Exercise prompt:
Pull out every line below that holds the word "معاونت".

[Information given Boundary: Start]

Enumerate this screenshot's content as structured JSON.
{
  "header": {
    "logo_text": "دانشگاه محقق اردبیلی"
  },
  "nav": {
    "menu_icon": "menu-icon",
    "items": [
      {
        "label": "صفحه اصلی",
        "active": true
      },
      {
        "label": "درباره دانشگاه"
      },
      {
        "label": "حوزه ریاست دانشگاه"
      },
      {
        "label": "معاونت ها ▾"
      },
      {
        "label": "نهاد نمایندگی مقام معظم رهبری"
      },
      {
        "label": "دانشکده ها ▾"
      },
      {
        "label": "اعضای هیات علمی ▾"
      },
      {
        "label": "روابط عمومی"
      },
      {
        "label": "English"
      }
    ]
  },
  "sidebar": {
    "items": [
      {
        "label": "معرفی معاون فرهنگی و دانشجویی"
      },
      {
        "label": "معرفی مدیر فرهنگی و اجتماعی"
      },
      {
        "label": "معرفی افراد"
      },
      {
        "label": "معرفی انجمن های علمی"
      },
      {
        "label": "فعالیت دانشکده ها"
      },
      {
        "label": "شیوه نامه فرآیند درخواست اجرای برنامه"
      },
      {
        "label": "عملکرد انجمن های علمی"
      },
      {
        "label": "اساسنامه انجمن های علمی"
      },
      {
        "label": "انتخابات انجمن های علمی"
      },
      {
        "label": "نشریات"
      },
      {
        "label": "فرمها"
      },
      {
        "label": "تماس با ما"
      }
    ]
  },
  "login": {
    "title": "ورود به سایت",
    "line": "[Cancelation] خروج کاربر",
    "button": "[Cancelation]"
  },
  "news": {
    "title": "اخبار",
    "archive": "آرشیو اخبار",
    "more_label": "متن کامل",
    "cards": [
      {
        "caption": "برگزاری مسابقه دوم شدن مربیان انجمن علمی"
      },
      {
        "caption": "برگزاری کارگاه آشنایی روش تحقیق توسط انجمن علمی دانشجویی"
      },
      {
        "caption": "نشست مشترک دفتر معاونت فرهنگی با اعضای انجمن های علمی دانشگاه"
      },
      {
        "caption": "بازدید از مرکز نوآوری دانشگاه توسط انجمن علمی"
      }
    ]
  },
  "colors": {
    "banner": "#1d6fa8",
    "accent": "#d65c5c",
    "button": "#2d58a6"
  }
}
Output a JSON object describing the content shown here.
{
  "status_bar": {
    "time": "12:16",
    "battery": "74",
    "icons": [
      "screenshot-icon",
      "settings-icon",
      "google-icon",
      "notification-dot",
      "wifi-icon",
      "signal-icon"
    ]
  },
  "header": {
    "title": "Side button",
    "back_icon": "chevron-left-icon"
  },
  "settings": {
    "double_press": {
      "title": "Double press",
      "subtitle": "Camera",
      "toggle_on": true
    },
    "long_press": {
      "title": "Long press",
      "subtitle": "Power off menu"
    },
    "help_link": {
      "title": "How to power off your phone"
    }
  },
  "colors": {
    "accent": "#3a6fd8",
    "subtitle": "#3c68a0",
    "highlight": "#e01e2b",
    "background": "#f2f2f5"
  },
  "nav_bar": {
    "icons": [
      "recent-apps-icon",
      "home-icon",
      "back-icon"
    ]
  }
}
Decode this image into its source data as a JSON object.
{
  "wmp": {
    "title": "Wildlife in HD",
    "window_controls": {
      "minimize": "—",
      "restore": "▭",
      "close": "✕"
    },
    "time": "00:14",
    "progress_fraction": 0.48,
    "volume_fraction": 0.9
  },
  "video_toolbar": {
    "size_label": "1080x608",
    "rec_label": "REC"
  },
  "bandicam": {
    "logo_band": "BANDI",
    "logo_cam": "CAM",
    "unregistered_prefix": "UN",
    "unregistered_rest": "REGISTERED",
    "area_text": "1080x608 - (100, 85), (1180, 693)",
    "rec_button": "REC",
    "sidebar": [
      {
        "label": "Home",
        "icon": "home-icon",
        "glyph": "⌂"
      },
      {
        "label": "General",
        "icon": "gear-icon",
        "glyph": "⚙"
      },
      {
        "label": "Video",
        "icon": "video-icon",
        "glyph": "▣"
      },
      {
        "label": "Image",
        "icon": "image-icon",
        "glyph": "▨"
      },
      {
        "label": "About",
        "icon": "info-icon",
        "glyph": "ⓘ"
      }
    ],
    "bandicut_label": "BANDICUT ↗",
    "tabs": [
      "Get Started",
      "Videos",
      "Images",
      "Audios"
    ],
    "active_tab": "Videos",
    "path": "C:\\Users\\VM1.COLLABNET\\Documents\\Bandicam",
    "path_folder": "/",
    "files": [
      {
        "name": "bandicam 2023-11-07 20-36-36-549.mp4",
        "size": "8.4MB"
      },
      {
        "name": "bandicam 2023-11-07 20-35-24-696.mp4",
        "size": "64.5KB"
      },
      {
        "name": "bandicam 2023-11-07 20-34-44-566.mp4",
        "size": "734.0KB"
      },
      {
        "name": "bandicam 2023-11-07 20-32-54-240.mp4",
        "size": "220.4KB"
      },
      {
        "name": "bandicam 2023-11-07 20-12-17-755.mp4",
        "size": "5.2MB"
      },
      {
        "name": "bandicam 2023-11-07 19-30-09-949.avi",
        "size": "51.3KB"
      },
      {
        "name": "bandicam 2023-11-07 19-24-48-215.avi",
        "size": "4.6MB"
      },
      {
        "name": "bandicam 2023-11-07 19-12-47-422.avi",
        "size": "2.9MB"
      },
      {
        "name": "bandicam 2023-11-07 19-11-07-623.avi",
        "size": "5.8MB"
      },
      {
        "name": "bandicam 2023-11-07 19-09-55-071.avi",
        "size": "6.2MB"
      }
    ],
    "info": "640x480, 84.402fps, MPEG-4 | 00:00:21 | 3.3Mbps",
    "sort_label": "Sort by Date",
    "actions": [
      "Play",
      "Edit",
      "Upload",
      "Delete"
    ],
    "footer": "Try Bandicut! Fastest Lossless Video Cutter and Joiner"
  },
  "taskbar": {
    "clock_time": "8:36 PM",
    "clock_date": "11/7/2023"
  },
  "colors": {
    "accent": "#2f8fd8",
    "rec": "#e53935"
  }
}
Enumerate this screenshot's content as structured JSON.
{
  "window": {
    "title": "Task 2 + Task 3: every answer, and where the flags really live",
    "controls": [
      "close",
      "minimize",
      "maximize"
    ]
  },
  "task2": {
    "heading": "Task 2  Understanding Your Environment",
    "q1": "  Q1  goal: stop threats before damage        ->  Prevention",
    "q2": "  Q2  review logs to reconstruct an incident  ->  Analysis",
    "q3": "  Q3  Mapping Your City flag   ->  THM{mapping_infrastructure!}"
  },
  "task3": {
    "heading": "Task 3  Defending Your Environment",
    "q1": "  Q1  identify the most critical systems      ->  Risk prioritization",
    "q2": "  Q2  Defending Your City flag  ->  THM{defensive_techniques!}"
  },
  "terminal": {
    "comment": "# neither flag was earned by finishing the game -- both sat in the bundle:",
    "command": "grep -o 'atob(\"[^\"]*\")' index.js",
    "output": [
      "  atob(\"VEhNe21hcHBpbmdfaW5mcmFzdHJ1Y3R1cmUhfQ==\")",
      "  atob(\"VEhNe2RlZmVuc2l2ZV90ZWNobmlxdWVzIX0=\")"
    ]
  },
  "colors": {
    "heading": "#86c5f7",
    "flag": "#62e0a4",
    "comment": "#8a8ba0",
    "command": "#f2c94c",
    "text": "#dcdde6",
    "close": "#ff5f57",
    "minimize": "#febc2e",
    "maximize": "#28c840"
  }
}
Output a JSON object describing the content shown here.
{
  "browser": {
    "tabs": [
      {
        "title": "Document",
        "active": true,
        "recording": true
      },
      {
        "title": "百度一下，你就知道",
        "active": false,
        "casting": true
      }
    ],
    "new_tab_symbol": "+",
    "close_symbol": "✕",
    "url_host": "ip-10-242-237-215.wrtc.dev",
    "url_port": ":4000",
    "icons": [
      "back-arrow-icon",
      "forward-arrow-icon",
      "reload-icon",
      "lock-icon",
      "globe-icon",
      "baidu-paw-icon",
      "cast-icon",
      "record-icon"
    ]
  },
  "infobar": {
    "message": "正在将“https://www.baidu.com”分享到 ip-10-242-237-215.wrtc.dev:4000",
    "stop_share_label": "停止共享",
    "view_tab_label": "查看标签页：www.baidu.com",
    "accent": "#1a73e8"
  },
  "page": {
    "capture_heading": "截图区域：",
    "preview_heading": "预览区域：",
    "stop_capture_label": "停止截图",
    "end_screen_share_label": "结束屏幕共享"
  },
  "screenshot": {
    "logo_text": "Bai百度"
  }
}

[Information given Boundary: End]

Your solution:
        "label": "معاونت ها ▾"
        "caption": "نشست مشترک دفتر معاونت فرهنگی با اعضای انجمن های علمی دانشگاه"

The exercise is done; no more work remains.